Today, EI is becoming a strategic feature for building the future business fabric of all innovation ecosystems. As such, interoperability is no longer just about basic interconnectivity and interoperability at the level of technology, or just about information exchange between two entities but it is becoming closely related with the dynamics nature of future business needs, at the level of both the single enterprise and the ecosystems of enterprises. As a matter of fact there are several technology-based solutions that claim to support interoperability for enterprises, with several commercial solutions. Nevertheless innovative approaches are needed to make EI combining both technology and business to catalyze and sustain new models and value networks. Enterprises, both big and small, should be able to do their business seamlessly, to adapt dynamically to changes in the environment and to exploit new emerging opportunities rapidly. This can be achieved by harnessing the full potential of ICT services, which should become an invisible part of business ecosystems.
Brain, like an ecosystem, is highly complex, non-linear, and self-organizing: it is the most beautiful and (probably) effective architecture invented by Nature. Understanding its functioning is one of the grand challenges of Science: many methods have been applied to analyze and study brain structure and functions. Interest is clearly motivated by the fact that the some general principles of brain functioning seem to govern also other complex networks, including social, biological and communications networks.
As such, I believe it would be interesting investigating also the possibility to exploit some of the principles governing brain for enterprise self-organization and eventually to enable EI.
As a matter of fact, ICT for Enterprise is already beginning to borrow some inspiration from biological models: model of an organisation can be seen as a complex ecosystem, rather than a rigid hierarchical structure, disconnected from its environment.
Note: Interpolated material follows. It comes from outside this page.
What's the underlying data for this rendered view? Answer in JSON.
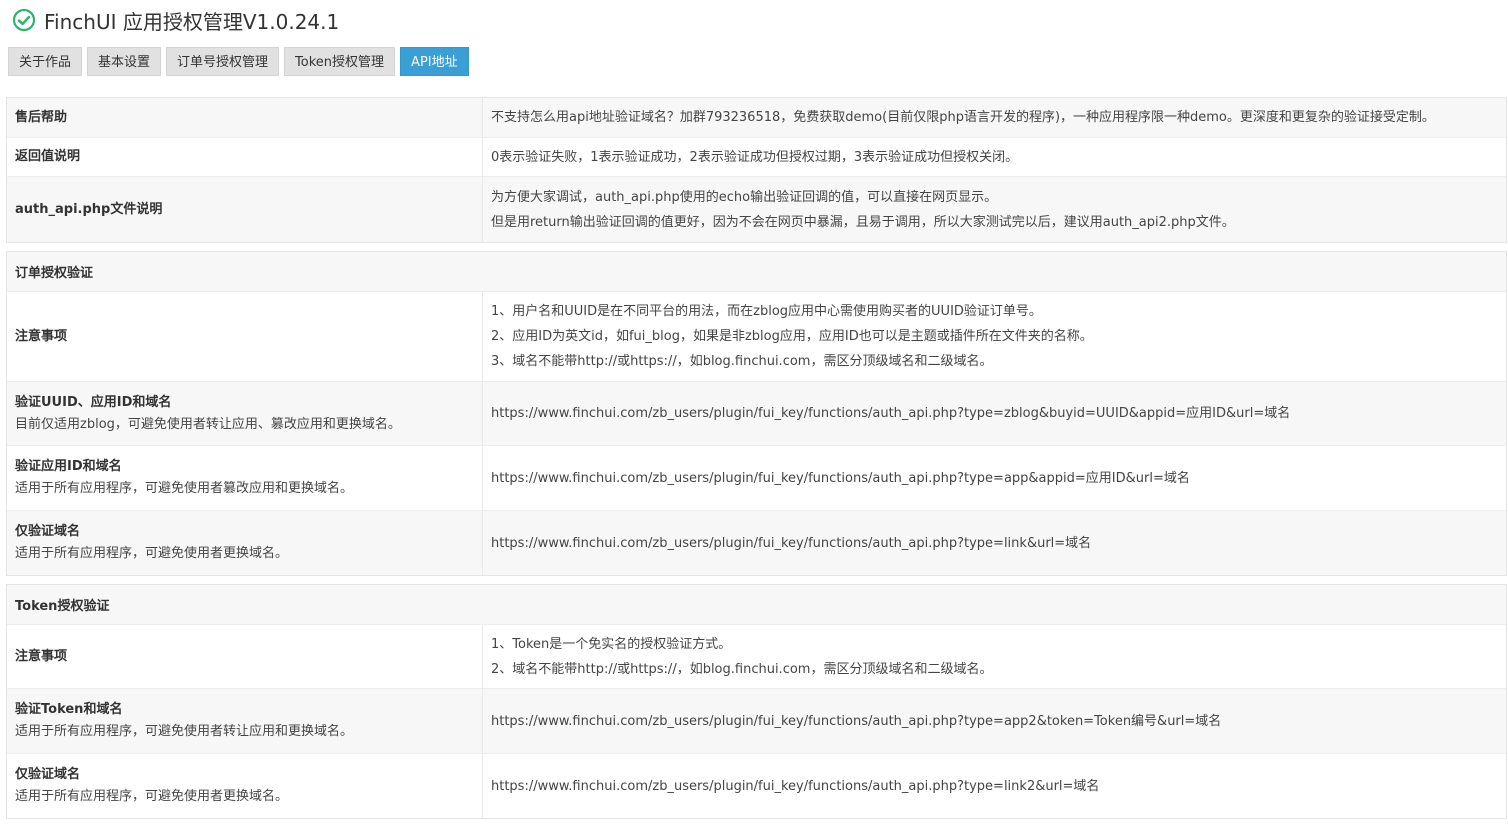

The use of bio-mimetic interaction and communication primitives and algorithms, neutral networks, genetic computation are becoming more and more popular. Moreover, we see that networks are evolving towards pervasive environments of link, processing and storage resources and services. It is also known that virtualization is enabling multiple logical networks to co-exist on top of a same physical infrastructure: on one side this will offer new business opportunities but on the other hand it will increase management tasks. Indeed, understanding the brain would mean taking inspiration for designing future network from the most efficient networking and processing paradigms in Nature; for example autonomics, self-organization, are being studied, developed and assessed. Think about open worldwide infrastructures creating a new fabric for EI based on these principles.
On the other hand, enterprise management modelling towards an efficient, self-regulating, self-organising, self-evolving framework is still in its infancy. It should be noted that this approach is very critical for enterprise sustainability in a highly dynamic and unpredictable socio-economic environment.
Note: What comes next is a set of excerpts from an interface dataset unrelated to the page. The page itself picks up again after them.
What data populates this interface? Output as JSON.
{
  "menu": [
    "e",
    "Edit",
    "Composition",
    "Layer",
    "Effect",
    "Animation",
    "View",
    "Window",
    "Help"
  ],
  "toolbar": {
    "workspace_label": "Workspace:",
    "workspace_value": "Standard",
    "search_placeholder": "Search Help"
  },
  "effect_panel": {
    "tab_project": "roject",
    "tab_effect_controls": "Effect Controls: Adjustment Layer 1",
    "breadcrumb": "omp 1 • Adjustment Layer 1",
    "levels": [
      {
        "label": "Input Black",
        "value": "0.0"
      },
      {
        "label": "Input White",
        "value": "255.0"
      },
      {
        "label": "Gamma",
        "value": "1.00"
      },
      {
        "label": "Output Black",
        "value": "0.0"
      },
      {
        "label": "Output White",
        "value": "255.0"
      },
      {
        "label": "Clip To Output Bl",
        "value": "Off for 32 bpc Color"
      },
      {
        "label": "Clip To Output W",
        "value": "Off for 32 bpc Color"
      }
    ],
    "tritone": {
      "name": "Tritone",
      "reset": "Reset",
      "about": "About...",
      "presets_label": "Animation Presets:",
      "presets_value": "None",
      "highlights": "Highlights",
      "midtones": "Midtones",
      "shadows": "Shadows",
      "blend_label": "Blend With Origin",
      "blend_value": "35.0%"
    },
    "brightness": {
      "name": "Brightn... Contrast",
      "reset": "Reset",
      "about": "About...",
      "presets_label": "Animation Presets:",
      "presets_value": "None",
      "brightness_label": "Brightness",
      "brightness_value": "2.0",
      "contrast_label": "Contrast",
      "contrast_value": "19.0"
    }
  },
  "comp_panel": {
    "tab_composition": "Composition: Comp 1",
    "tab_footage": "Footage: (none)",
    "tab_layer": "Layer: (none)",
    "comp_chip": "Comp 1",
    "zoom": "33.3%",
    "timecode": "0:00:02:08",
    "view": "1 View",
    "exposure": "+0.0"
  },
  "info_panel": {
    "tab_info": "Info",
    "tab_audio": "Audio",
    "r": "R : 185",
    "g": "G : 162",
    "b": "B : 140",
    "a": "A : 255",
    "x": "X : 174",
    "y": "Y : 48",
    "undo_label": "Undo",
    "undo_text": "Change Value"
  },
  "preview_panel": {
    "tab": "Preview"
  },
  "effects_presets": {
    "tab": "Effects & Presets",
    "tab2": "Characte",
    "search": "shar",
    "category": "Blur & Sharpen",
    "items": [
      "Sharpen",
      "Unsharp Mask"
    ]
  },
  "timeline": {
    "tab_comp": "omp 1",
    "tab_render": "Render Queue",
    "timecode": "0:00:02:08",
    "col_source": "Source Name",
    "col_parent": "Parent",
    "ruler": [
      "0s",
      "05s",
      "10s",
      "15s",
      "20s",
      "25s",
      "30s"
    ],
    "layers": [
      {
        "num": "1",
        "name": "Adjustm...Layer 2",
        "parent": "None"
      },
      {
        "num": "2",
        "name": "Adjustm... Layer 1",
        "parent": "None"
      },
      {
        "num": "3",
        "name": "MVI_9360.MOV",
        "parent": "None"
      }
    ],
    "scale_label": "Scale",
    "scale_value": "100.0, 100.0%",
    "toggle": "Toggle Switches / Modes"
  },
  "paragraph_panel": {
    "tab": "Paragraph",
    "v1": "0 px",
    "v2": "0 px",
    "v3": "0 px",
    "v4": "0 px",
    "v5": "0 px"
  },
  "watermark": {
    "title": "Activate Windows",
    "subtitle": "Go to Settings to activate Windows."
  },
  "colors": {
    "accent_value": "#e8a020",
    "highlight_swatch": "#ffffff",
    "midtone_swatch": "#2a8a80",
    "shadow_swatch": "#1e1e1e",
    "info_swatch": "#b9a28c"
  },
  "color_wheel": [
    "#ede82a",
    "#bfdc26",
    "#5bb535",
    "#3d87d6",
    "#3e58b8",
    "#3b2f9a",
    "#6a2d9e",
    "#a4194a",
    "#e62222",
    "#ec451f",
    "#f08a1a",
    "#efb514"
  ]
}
Adopting this metaphor, Enterprise should be capable of monitoring itself in relation to its internal functions and to the external environment; assessing its performance against its predictions and requirements. Real-time efficient feedback mechanisms should improve performance and productivity by self-optimising its functions and self-correcting its (internal and external) actions. All of this constantly built on a shared knowledge.
Let’s consider for example “Theory of mind”: this theory concerns the human capability to explain and predict other people’s behaviour by attributing to them certain mental states (see my previous post). Actually the effectiveness of an animal’s relationships with its key coalition/competitor partners is a function in part of its ability to integrate them into its mental social world (so it is a cognitive problem) and the time it can afford to invest in grouping with these individuals (which is an ecological problem).
Another interesting example is the application of the free energy principle to brain functioning (see my previous post). The free-energy principle says that any self-organizing system that is at equilibrium with its environment must minimize its free energy. Brain would be like an inference machine that actively predicts and explains its sensations; furthermore it continuously tries to optimize probabilistic representations of what caused its sensory input. Then it is easy to show that value is inversely proportional to surprise, in the sense that the probability of a phenotype being in a particular state increases with the value of that state. Acting to optimize value and perception are two aspects of the same principle; namely the minimization of a quantity (free energy) that bounds the probability of sensory input, given a particular agent or phenotype.
Indeed, as Roberto suggested in a previous comment, it would be fascinating designing Enterprises’ genomes and let the interplay of their phenotypes in the ever growing complexity of the EI determine their success in terms of biz and therefore their overall evolution.